Real Estate Finance and Development
The course is intended for planners and others in GSAPP who are interested in real estate development and financing, but who need an introductory explanation of concepts and valuation techniques. Topics within the course include: Introduction to Real Estate Markets and Cycles; Real Estate Cash Flows and Valuations; Financing Income-Producing Real Estate Properties Financing Real Estate Development – construction Liquidity Risk and the benefits of Diversification Important Entities in the Real Estate Industry Evaluating the Financial Performance and Strength of Real Estate Entities Important Real Estate transactions.
A tactical planning course where students work on actual planning projects in New York neighborhoods, or in cities abroad. Under the supervision of faculty members, studio participants collaboratively develop planning solutions to real situations confronted by communities or public service organizations with limited technical assistance resources. Policy analysis and policy planning are also performed for government agencies at the city and state level (includes fieldwork, team consultation and seminars.) The entire planning process is covered, from data collection to client presentation.
The second semester of a six-credit two-semester thesis is an essential part of the planning curriculum. It is an individual study or investigation of the student's own choice, but it is closely supervised by a full-time faculty member of the Urban Planning Program. The thesis demonstrates the student's ability to structure an argument surrounding an issue or problem significant to planning practice, planning theory, and/or the profession itself.

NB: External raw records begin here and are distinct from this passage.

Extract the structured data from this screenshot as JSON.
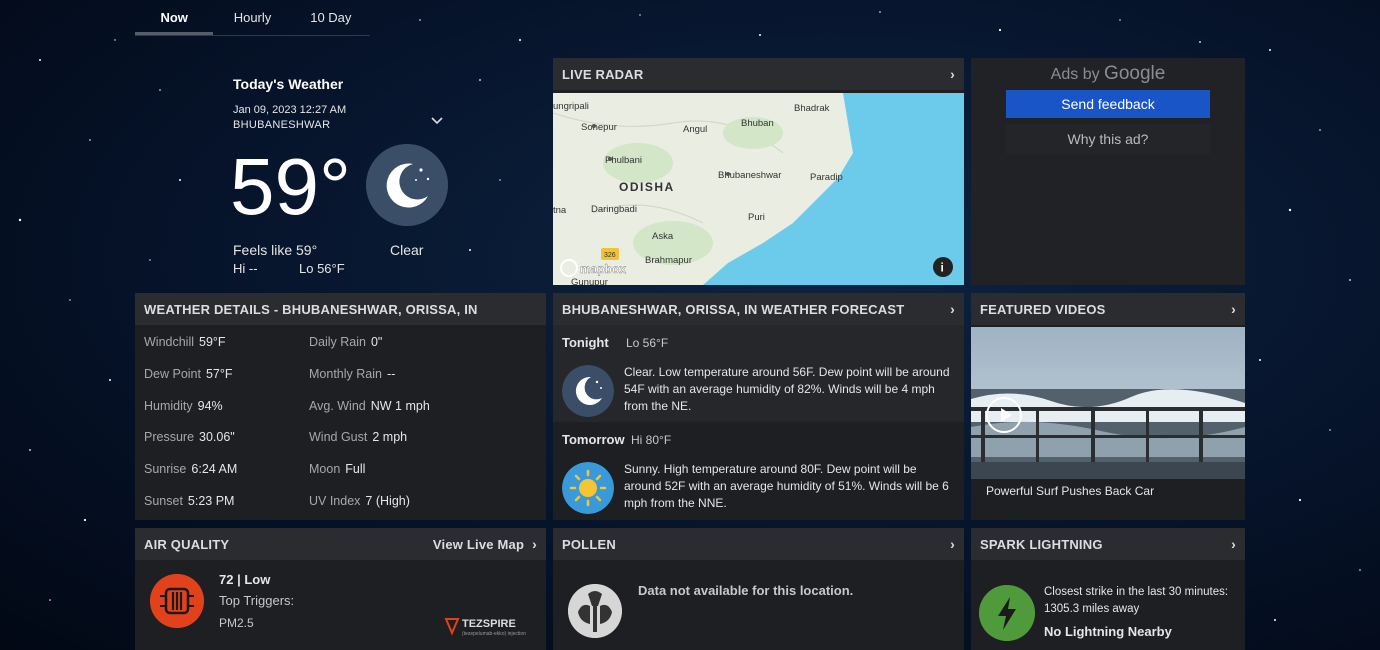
{
  "tabs": [
    {
      "label": "Now"
    },
    {
      "label": "Hourly"
    },
    {
      "label": "10 Day"
    }
  ],
  "today": {
    "title": "Today's Weather",
    "date": "Jan 09, 2023 12:27 AM",
    "city": "BHUBANESHWAR",
    "temp": "59°",
    "feels": "Feels like 59°",
    "condition": "Clear",
    "hi": "Hi --",
    "lo": "Lo 56°F",
    "icon": "moon-icon"
  },
  "radar": {
    "title": "LIVE RADAR",
    "state_label": "ODISHA",
    "places": [
      "ungripali",
      "Sonepur",
      "Angul",
      "Bhuban",
      "Bhadrak",
      "Phulbani",
      "Bhubaneshwar",
      "Paradip",
      "tna",
      "Daringbadi",
      "Puri",
      "Aska",
      "Brahmapur",
      "Gunupur"
    ],
    "road_badge": "326",
    "attribution": "mapbox"
  },
  "ads": {
    "ads_by": "Ads by",
    "google": "Google",
    "feedback": "Send feedback",
    "why": "Why this ad?"
  },
  "details": {
    "title": "WEATHER DETAILS - BHUBANESHWAR, ORISSA, IN",
    "rows": [
      {
        "l1": "Windchill",
        "v1": "59°F",
        "l2": "Daily Rain",
        "v2": "0\""
      },
      {
        "l1": "Dew Point",
        "v1": "57°F",
        "l2": "Monthly Rain",
        "v2": "--"
      },
      {
        "l1": "Humidity",
        "v1": "94%",
        "l2": "Avg. Wind",
        "v2": "NW 1 mph"
      },
      {
        "l1": "Pressure",
        "v1": "30.06\"",
        "l2": "Wind Gust",
        "v2": "2 mph"
      },
      {
        "l1": "Sunrise",
        "v1": "6:24 AM",
        "l2": "Moon",
        "v2": "Full"
      },
      {
        "l1": "Sunset",
        "v1": "5:23 PM",
        "l2": "UV Index",
        "v2": "7 (High)"
      }
    ]
  },
  "forecast": {
    "title": "BHUBANESHWAR, ORISSA, IN WEATHER FORECAST",
    "tonight_label": "Tonight",
    "tonight_temp": "Lo 56°F",
    "tonight_text": "Clear. Low temperature around 56F. Dew point will be around 54F with an average humidity of 82%. Winds will be 4 mph from the NE.",
    "tomorrow_label": "Tomorrow",
    "tomorrow_temp": "Hi 80°F",
    "tomorrow_text": "Sunny. High temperature around 80F. Dew point will be around 52F with an average humidity of 51%. Winds will be 6 mph from the NNE."
  },
  "videos": {
    "title": "FEATURED VIDEOS",
    "caption": "Powerful Surf Pushes Back Car"
  },
  "air_quality": {
    "title": "AIR QUALITY",
    "live_map": "View Live Map",
    "value": "72 | Low",
    "triggers": "Top Triggers:",
    "pm": "PM2.5",
    "brand": "TEZSPIRE",
    "brand_sub": "(tezepelumab-ekko) injection"
  },
  "pollen": {
    "title": "POLLEN",
    "message": "Data not available for this location."
  },
  "lightning": {
    "title": "SPARK LIGHTNING",
    "line1": "Closest strike in the last 30 minutes:",
    "line2": "1305.3 miles away",
    "line3": "No Lightning Nearby"
  }
}
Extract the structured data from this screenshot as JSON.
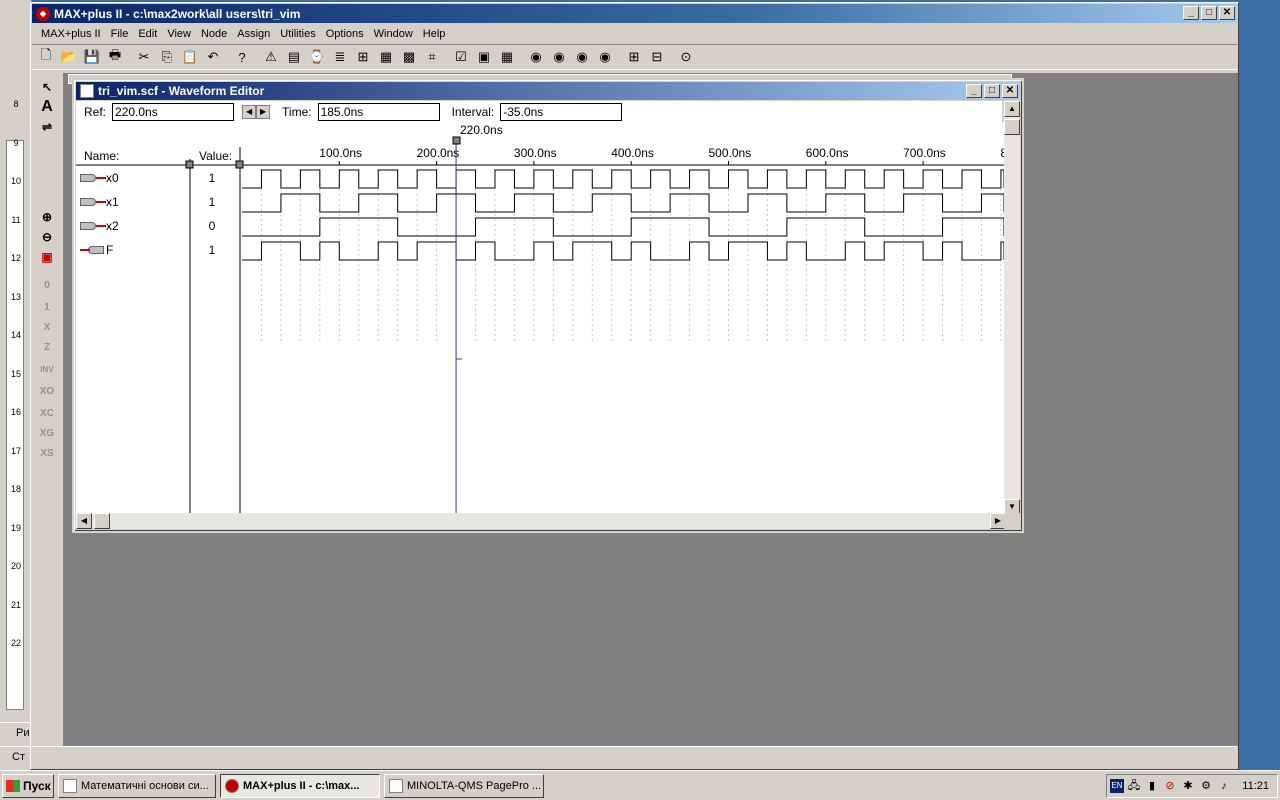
{
  "main_window": {
    "title": "MAX+plus II - c:\\max2work\\all users\\tri_vim",
    "buttons": {
      "minimize": "_",
      "maximize": "□",
      "close": "✕"
    }
  },
  "menu": [
    "MAX+plus II",
    "File",
    "Edit",
    "View",
    "Node",
    "Assign",
    "Utilities",
    "Options",
    "Window",
    "Help"
  ],
  "toolbar_icons": [
    "new-icon",
    "open-icon",
    "save-icon",
    "print-icon",
    "cut-icon",
    "copy-icon",
    "paste-icon",
    "undo-icon",
    "help-icon",
    "compile-icon",
    "simulate-icon",
    "timing-icon",
    "report-icon",
    "hierarchy-icon",
    "project-icon",
    "floorplan-icon",
    "program-icon",
    "save-check-icon",
    "save-sim-icon",
    "save-all-icon",
    "probe-icon",
    "probe-ab-icon",
    "probe-group-icon",
    "probe-sim-icon",
    "grid-icon",
    "grid2-icon",
    "zoom-find-icon"
  ],
  "palette": [
    "pointer-tool",
    "text-tool",
    "node-tool",
    "zoom-in",
    "zoom-out",
    "fit-window",
    "low-0",
    "high-1",
    "unknown-x",
    "hi-z",
    "invert",
    "overwrite-value",
    "overwrite-clock",
    "overwrite-group",
    "overwrite-sequence"
  ],
  "palette_labels": {
    "text": "A",
    "zero": "0",
    "one": "1",
    "x": "X",
    "z": "Z",
    "inv": "INV",
    "xo": "XO",
    "xc": "XC",
    "xg": "XG",
    "xs": "XS"
  },
  "waveform_window": {
    "title": "tri_vim.scf - Waveform Editor",
    "ref_label": "Ref:",
    "ref_value": "220.0ns",
    "time_label": "Time:",
    "time_value": "185.0ns",
    "interval_label": "Interval:",
    "interval_value": "-35.0ns",
    "cursor_label": "220.0ns",
    "name_header": "Name:",
    "value_header": "Value:",
    "time_ticks": [
      "100.0ns",
      "200.0ns",
      "300.0ns",
      "400.0ns",
      "500.0ns",
      "600.0ns",
      "700.0ns",
      "8"
    ],
    "signals": [
      {
        "name": "x0",
        "value": "1",
        "type": "input",
        "period_ns": 40
      },
      {
        "name": "x1",
        "value": "1",
        "type": "input",
        "period_ns": 80
      },
      {
        "name": "x2",
        "value": "0",
        "type": "input",
        "period_ns": 160
      },
      {
        "name": "F",
        "value": "1",
        "type": "output"
      }
    ]
  },
  "taskbar": {
    "start": "Пуск",
    "tasks": [
      "Математичні основи си...",
      "MAX+plus II - c:\\max...",
      "MINOLTA-QMS PagePro ..."
    ],
    "lang": "EN",
    "clock": "11:21"
  },
  "bg_window": {
    "status_text": "Ст",
    "ruler_ticks": [
      "8",
      "9",
      "10",
      "11",
      "12",
      "13",
      "14",
      "15",
      "16",
      "17",
      "18",
      "19",
      "20",
      "21",
      "22"
    ],
    "draw_label": "Ри"
  }
}
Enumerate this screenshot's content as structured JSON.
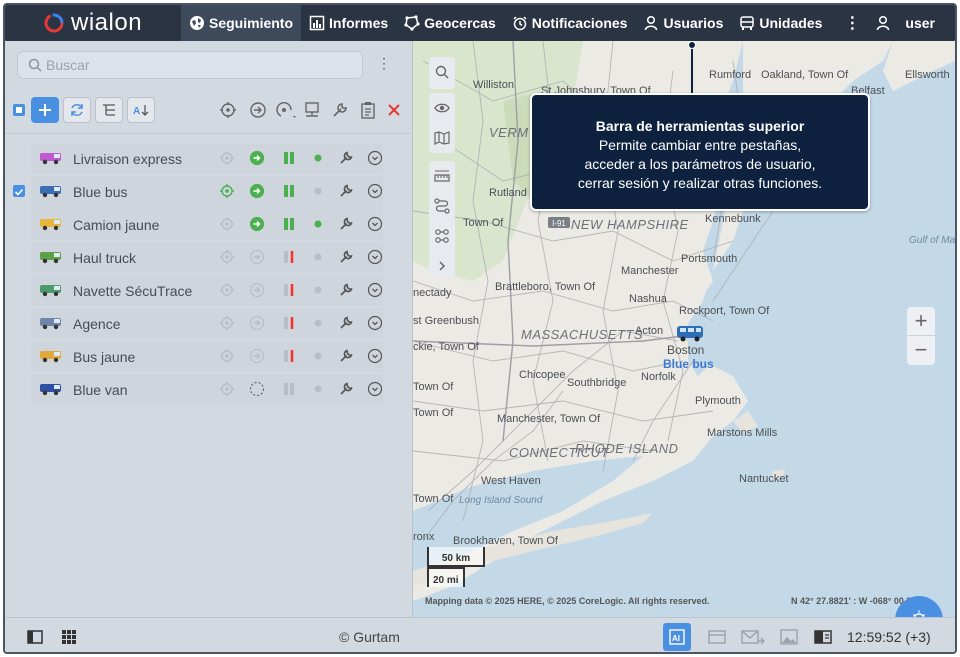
{
  "brand": {
    "logo_text": "wialon"
  },
  "nav": {
    "items": [
      {
        "label": "Seguimiento",
        "icon": "globe-icon",
        "active": true
      },
      {
        "label": "Informes",
        "icon": "chart-icon",
        "active": false
      },
      {
        "label": "Geocercas",
        "icon": "geofence-icon",
        "active": false
      },
      {
        "label": "Notificaciones",
        "icon": "alarm-clock-icon",
        "active": false
      },
      {
        "label": "Usuarios",
        "icon": "user-icon",
        "active": false
      },
      {
        "label": "Unidades",
        "icon": "bus-icon",
        "active": false
      }
    ],
    "user_label": "user"
  },
  "left_panel": {
    "search_placeholder": "Buscar",
    "units": [
      {
        "name": "Livraison express",
        "checked": false,
        "vehicle_color": "#c05ad0",
        "status_dot": "#4caf50",
        "motion": "active"
      },
      {
        "name": "Blue bus",
        "checked": true,
        "vehicle_color": "#3a6fb5",
        "status_dot": "#b9bec5",
        "motion": "active"
      },
      {
        "name": "Camion jaune",
        "checked": false,
        "vehicle_color": "#e6b53a",
        "status_dot": "#4caf50",
        "motion": "active"
      },
      {
        "name": "Haul truck",
        "checked": false,
        "vehicle_color": "#5ea04a",
        "status_dot": "#b9bec5",
        "motion": "inactive"
      },
      {
        "name": "Navette SécuTrace",
        "checked": false,
        "vehicle_color": "#4d9a6a",
        "status_dot": "#b9bec5",
        "motion": "inactive"
      },
      {
        "name": "Agence",
        "checked": false,
        "vehicle_color": "#6f86a8",
        "status_dot": "#b9bec5",
        "motion": "inactive"
      },
      {
        "name": "Bus jaune",
        "checked": false,
        "vehicle_color": "#e0a93a",
        "status_dot": "#b9bec5",
        "motion": "inactive"
      },
      {
        "name": "Blue van",
        "checked": false,
        "vehicle_color": "#2f4fa3",
        "status_dot": "#b9bec5",
        "motion": "none"
      }
    ]
  },
  "map": {
    "labels": [
      "Williston",
      "St Johnsbury, Town Of",
      "Rumford",
      "Oakland, Town Of",
      "Ellsworth",
      "Belfast",
      "Rutland",
      "Town Of",
      "Kennebunk",
      "Gulf of Maine",
      "Manchester",
      "Portsmouth",
      "Brattleboro, Town Of",
      "Nashua",
      "Rockport, Town Of",
      "nectady",
      "st Greenbush",
      "Acton",
      "Boston",
      "Blue bus",
      "ckie, Town Of",
      "Chicopee",
      "Norfolk",
      "Southbridge",
      "Town Of",
      "Plymouth",
      "Manchester, Town Of",
      "Marstons Mills",
      "Town Of",
      "Nantucket",
      "West Haven",
      "Town Of",
      "Long Island Sound",
      "ronx",
      "Brookhaven, Town Of"
    ],
    "states": [
      "VERM",
      "NEW HAMPSHIRE",
      "MASSACHUSETTS",
      "CONNECTICUT",
      "RHODE ISLAND"
    ],
    "scale_km": "50 km",
    "scale_mi": "20 mi",
    "attribution": "Mapping data © 2025 HERE, © 2025 CoreLogic. All rights reserved.",
    "coordinates": "N 42° 27.8821' : W -068° 00.2232'",
    "route_badge": "I-91"
  },
  "tooltip": {
    "title": "Barra de herramientas superior",
    "line1": "Permite cambiar entre pestañas,",
    "line2": "acceder a los parámetros de usuario,",
    "line3": "cerrar sesión y realizar otras funciones."
  },
  "footer": {
    "copyright": "© Gurtam",
    "clock": "12:59:52 (+3)"
  },
  "colors": {
    "topbar": "#2a3442",
    "accent": "#4a90e2",
    "tooltip_bg": "#0e2240",
    "highlight": "#6fd6e8"
  }
}
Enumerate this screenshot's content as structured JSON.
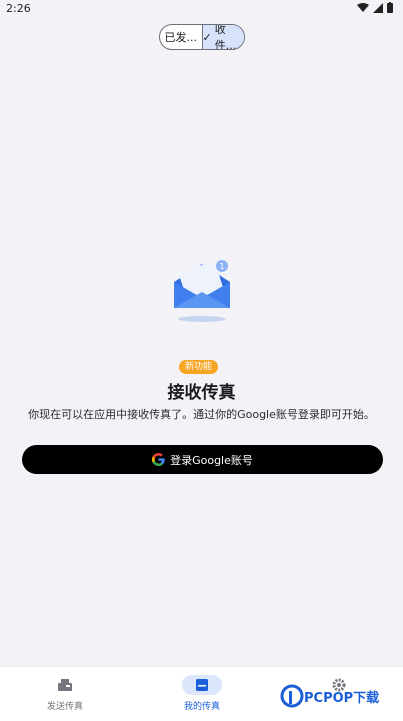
{
  "status_bar": {
    "time": "2:26"
  },
  "segmented": {
    "sent_label": "已发...",
    "received_label": "收件..."
  },
  "badge": "新功能",
  "title": "接收传真",
  "description": "你现在可以在应用中接收传真了。通过你的Google账号登录即可开始。",
  "google_button": {
    "label": "登录Google账号"
  },
  "bottom_nav": {
    "items": [
      {
        "label": "发送传真",
        "icon": "fax-icon",
        "active": false
      },
      {
        "label": "我的传真",
        "icon": "inbox-icon",
        "active": true
      },
      {
        "label": "",
        "icon": "gear-icon",
        "active": false
      }
    ]
  },
  "watermark": {
    "text": "PCPOP下载"
  },
  "colors": {
    "accent": "#1a5fd9",
    "badge": "#f5a623",
    "button": "#000000",
    "selected_segment": "#d7e3fb"
  }
}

Advanced Research / Independent Study
Each semester, there is the possibility of registering for “Advanced Research” within the Urban Planning Program. This is what you may know as “Independent Study”. The student plans a course of self-study and inquiry, and seeks an advisor who will review and grade the work. If you wish to register for Advanced Research, students must submit to the UP office a one-page description of the project, including methodology, goals, and final product, as well as the advisor’s name and the number of credits before the end of the add-drop period (September 16, 2011 this fall semester). Advanced Research may be for 2 or 3 credits, depending on the scope of the work, and this should be determined at the time of application for the Advanced Research. Indicate who the faculty advisor will be – and discuss your interest in working with that faculty member to gain their approval. Although students will do the research on their own, the advisor will review the final work against the description and goals of the proposal and provide a grade to Trisha Logan as the central on-line grader. Faculty do not receive any additional financial compensation for their work as an advisor to an Advanced Research project. Students may not use paid employment within or outside the University as a basis for an Advanced Research project. An e-mail note to the UP Office from the faculty advisor is requested before the end of the add/drop period indicating that the faculty member is advising a student in an Advanced Research project, and approving the proposal submitted by the student. Advanced Research may involve library research, lab work, fieldwork, or other research methods, and the final product could be a paper, or digital design, or map, or something else alternative to a standard paper - whatever the student and advisor agree is the best format for illuminating the results of the research.